+++ Task material +++

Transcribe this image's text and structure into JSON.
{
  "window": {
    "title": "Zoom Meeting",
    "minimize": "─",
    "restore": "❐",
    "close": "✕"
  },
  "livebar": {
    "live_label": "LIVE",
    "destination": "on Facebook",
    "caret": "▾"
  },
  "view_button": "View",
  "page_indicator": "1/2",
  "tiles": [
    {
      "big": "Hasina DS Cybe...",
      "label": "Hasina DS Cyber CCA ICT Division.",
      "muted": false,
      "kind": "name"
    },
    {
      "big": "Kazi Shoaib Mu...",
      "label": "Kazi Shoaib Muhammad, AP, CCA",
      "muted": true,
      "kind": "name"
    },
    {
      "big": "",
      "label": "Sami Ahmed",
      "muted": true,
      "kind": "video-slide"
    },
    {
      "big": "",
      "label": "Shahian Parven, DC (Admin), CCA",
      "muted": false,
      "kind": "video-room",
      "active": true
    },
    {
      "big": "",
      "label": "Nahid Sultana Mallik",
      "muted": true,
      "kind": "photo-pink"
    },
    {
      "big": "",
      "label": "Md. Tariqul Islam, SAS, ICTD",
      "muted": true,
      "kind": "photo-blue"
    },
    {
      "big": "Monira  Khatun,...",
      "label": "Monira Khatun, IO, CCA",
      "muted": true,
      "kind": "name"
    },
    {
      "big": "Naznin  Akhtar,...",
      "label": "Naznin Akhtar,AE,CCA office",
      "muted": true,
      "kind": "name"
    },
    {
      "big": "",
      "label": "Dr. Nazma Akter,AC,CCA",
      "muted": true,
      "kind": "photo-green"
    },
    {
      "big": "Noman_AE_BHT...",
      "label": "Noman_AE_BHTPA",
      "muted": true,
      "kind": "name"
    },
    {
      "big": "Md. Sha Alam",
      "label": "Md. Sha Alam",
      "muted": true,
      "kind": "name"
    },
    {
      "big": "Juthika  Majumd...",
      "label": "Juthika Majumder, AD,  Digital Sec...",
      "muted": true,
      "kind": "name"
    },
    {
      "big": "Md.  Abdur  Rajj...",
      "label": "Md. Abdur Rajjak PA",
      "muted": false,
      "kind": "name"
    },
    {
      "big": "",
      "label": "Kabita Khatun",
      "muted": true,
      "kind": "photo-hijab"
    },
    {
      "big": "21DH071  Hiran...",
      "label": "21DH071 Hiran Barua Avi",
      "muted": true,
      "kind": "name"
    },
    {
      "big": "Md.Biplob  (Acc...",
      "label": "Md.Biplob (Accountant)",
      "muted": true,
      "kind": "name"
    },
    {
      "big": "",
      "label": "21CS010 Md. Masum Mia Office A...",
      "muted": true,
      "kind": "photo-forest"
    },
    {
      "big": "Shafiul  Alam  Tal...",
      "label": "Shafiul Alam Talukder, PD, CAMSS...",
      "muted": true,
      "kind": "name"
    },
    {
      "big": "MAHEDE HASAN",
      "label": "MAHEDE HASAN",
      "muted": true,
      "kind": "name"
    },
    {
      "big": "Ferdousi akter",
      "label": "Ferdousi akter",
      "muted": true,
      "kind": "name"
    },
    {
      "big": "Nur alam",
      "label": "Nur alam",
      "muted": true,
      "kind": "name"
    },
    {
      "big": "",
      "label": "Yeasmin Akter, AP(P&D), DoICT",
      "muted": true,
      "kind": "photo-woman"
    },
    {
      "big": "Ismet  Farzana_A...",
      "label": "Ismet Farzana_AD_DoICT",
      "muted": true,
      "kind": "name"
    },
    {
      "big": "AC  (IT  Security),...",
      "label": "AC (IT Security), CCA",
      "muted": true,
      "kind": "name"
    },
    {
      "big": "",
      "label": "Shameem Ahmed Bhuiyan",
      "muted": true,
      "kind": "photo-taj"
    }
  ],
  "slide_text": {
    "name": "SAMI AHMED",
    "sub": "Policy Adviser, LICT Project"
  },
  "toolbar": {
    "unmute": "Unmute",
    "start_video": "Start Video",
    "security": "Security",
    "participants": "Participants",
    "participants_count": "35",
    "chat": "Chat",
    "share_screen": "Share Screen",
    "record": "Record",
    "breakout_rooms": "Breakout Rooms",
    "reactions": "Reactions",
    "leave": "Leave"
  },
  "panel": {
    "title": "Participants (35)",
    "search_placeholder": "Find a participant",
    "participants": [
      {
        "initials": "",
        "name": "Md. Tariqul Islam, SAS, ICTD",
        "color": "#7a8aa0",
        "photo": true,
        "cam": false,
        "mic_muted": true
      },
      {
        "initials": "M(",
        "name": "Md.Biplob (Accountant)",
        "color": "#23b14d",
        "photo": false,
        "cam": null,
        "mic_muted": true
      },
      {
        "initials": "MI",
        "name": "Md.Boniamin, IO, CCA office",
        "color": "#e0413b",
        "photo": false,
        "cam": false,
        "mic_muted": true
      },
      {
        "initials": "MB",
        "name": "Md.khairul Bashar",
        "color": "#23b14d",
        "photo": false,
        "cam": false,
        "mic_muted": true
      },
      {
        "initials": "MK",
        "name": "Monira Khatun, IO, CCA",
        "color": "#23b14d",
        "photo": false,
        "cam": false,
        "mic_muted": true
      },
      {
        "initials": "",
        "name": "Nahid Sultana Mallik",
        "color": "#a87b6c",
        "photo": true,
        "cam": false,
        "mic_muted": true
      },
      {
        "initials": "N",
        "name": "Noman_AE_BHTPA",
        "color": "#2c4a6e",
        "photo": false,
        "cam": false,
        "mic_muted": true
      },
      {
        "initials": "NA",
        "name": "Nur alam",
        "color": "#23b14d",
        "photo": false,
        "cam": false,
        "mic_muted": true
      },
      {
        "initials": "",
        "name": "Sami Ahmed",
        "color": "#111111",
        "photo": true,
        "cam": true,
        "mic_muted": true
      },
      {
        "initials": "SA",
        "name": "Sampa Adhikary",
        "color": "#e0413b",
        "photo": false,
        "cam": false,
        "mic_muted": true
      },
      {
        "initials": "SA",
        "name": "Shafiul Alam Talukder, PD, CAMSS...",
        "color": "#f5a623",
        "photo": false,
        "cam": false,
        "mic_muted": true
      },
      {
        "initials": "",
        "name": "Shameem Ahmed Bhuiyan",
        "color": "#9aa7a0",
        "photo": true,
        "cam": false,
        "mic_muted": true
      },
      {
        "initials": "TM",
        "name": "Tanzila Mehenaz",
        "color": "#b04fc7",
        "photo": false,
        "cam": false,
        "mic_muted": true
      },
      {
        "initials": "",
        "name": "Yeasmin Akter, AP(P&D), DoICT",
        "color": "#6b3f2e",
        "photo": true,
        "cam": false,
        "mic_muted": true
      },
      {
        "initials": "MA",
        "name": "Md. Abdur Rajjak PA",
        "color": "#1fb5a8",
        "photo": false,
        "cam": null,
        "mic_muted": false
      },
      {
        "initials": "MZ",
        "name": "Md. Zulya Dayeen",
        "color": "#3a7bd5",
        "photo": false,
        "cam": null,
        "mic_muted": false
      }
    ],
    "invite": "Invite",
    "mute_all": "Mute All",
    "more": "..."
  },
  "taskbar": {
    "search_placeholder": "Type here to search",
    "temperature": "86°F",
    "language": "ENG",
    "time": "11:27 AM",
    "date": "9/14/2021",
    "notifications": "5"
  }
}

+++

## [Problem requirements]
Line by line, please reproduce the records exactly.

## [Exercise response]
Transcribe this image's text and structure into JSON.
{
  "window": {
    "title": "Zoom Meeting",
    "minimize": "─",
    "restore": "❐",
    "close": "✕"
  },
  "livebar": {
    "live_label": "LIVE",
    "destination": "on Facebook",
    "caret": "▾"
  },
  "view_button": "View",
  "page_indicator": "1/2",
  "tiles": [
    {
      "big": "Hasina DS Cybe...",
      "label": "Hasina DS Cyber CCA ICT Division.",
      "muted": false,
      "kind": "name"
    },
    {
      "big": "Kazi Shoaib Mu...",
      "label": "Kazi Shoaib Muhammad, AP, CCA",
      "muted": true,
      "kind": "name"
    },
    {
      "big": "",
      "label": "Sami Ahmed",
      "muted": true,
      "kind": "video-slide"
    },
    {
      "big": "",
      "label": "Shahian Parven, DC (Admin), CCA",
      "muted": false,
      "kind": "video-room",
      "active": true
    },
    {
      "big": "",
      "label": "Nahid Sultana Mallik",
      "muted": true,
      "kind": "photo-pink"
    },
    {
      "big": "",
      "label": "Md. Tariqul Islam, SAS, ICTD",
      "muted": true,
      "kind": "photo-blue"
    },
    {
      "big": "Monira  Khatun,...",
      "label": "Monira Khatun, IO, CCA",
      "muted": true,
      "kind": "name"
    },
    {
      "big": "Naznin  Akhtar,...",
      "label": "Naznin Akhtar,AE,CCA office",
      "muted": true,
      "kind": "name"
    },
    {
      "big": "",
      "label": "Dr. Nazma Akter,AC,CCA",
      "muted": true,
      "kind": "photo-green"
    },
    {
      "big": "Noman_AE_BHT...",
      "label": "Noman_AE_BHTPA",
      "muted": true,
      "kind": "name"
    },
    {
      "big": "Md. Sha Alam",
      "label": "Md. Sha Alam",
      "muted": true,
      "kind": "name"
    },
    {
      "big": "Juthika  Majumd...",
      "label": "Juthika Majumder, AD,  Digital Sec...",
      "muted": true,
      "kind": "name"
    },
    {
      "big": "Md.  Abdur  Rajj...",
      "label": "Md. Abdur Rajjak PA",
      "muted": false,
      "kind": "name"
    },
    {
      "big": "",
      "label": "Kabita Khatun",
      "muted": true,
      "kind": "photo-hijab"
    },
    {
      "big": "21DH071  Hiran...",
      "label": "21DH071 Hiran Barua Avi",
      "muted": true,
      "kind": "name"
    },
    {
      "big": "Md.Biplob  (Acc...",
      "label": "Md.Biplob (Accountant)",
      "muted": true,
      "kind": "name"
    },
    {
      "big": "",
      "label": "21CS010 Md. Masum Mia Office A...",
      "muted": true,
      "kind": "photo-forest"
    },
    {
      "big": "Shafiul  Alam  Tal...",
      "label": "Shafiul Alam Talukder, PD, CAMSS...",
      "muted": true,
      "kind": "name"
    },
    {
      "big": "MAHEDE HASAN",
      "label": "MAHEDE HASAN",
      "muted": true,
      "kind": "name"
    },
    {
      "big": "Ferdousi akter",
      "label": "Ferdousi akter",
      "muted": true,
      "kind": "name"
    },
    {
      "big": "Nur alam",
      "label": "Nur alam",
      "muted": true,
      "kind": "name"
    },
    {
      "big": "",
      "label": "Yeasmin Akter, AP(P&D), DoICT",
      "muted": true,
      "kind": "photo-woman"
    },
    {
      "big": "Ismet  Farzana_A...",
      "label": "Ismet Farzana_AD_DoICT",
      "muted": true,
      "kind": "name"
    },
    {
      "big": "AC  (IT  Security),...",
      "label": "AC (IT Security), CCA",
      "muted": true,
      "kind": "name"
    },
    {
      "big": "",
      "label": "Shameem Ahmed Bhuiyan",
      "muted": true,
      "kind": "photo-taj"
    }
  ],
  "slide_text": {
    "name": "SAMI AHMED",
    "sub": "Policy Adviser, LICT Project"
  },
  "toolbar": {
    "unmute": "Unmute",
    "start_video": "Start Video",
    "security": "Security",
    "participants": "Participants",
    "participants_count": "35",
    "chat": "Chat",
    "share_screen": "Share Screen",
    "record": "Record",
    "breakout_rooms": "Breakout Rooms",
    "reactions": "Reactions",
    "leave": "Leave"
  },
  "panel": {
    "title": "Participants (35)",
    "search_placeholder": "Find a participant",
    "participants": [
      {
        "initials": "",
        "name": "Md. Tariqul Islam, SAS, ICTD",
        "color": "#7a8aa0",
        "photo": true,
        "cam": false,
        "mic_muted": true
      },
      {
        "initials": "M(",
        "name": "Md.Biplob (Accountant)",
        "color": "#23b14d",
        "photo": false,
        "cam": null,
        "mic_muted": true
      },
      {
        "initials": "MI",
        "name": "Md.Boniamin, IO, CCA office",
        "color": "#e0413b",
        "photo": false,
        "cam": false,
        "mic_muted": true
      },
      {
        "initials": "MB",
        "name": "Md.khairul Bashar",
        "color": "#23b14d",
        "photo": false,
        "cam": false,
        "mic_muted": true
      },
      {
        "initials": "MK",
        "name": "Monira Khatun, IO, CCA",
        "color": "#23b14d",
        "photo": false,
        "cam": false,
        "mic_muted": true
      },
      {
        "initials": "",
        "name": "Nahid Sultana Mallik",
        "color": "#a87b6c",
        "photo": true,
        "cam": false,
        "mic_muted": true
      },
      {
        "initials": "N",
        "name": "Noman_AE_BHTPA",
        "color": "#2c4a6e",
        "photo": false,
        "cam": false,
        "mic_muted": true
      },
      {
        "initials": "NA",
        "name": "Nur alam",
        "color": "#23b14d",
        "photo": false,
        "cam": false,
        "mic_muted": true
      },
      {
        "initials": "",
        "name": "Sami Ahmed",
        "color": "#111111",
        "photo": true,
        "cam": true,
        "mic_muted": true
      },
      {
        "initials": "SA",
        "name": "Sampa Adhikary",
        "color": "#e0413b",
        "photo": false,
        "cam": false,
        "mic_muted": true
      },
      {
        "initials": "SA",
        "name": "Shafiul Alam Talukder, PD, CAMSS...",
        "color": "#f5a623",
        "photo": false,
        "cam": false,
        "mic_muted": true
      },
      {
        "initials": "",
        "name": "Shameem Ahmed Bhuiyan",
        "color": "#9aa7a0",
        "photo": true,
        "cam": false,
        "mic_muted": true
      },
      {
        "initials": "TM",
        "name": "Tanzila Mehenaz",
        "color": "#b04fc7",
        "photo": false,
        "cam": false,
        "mic_muted": true
      },
      {
        "initials": "",
        "name": "Yeasmin Akter, AP(P&D), DoICT",
        "color": "#6b3f2e",
        "photo": true,
        "cam": false,
        "mic_muted": true
      },
      {
        "initials": "MA",
        "name": "Md. Abdur Rajjak PA",
        "color": "#1fb5a8",
        "photo": false,
        "cam": null,
        "mic_muted": false
      },
      {
        "initials": "MZ",
        "name": "Md. Zulya Dayeen",
        "color": "#3a7bd5",
        "photo": false,
        "cam": null,
        "mic_muted": false
      }
    ],
    "invite": "Invite",
    "mute_all": "Mute All",
    "more": "..."
  },
  "taskbar": {
    "search_placeholder": "Type here to search",
    "temperature": "86°F",
    "language": "ENG",
    "time": "11:27 AM",
    "date": "9/14/2021",
    "notifications": "5"
  }
}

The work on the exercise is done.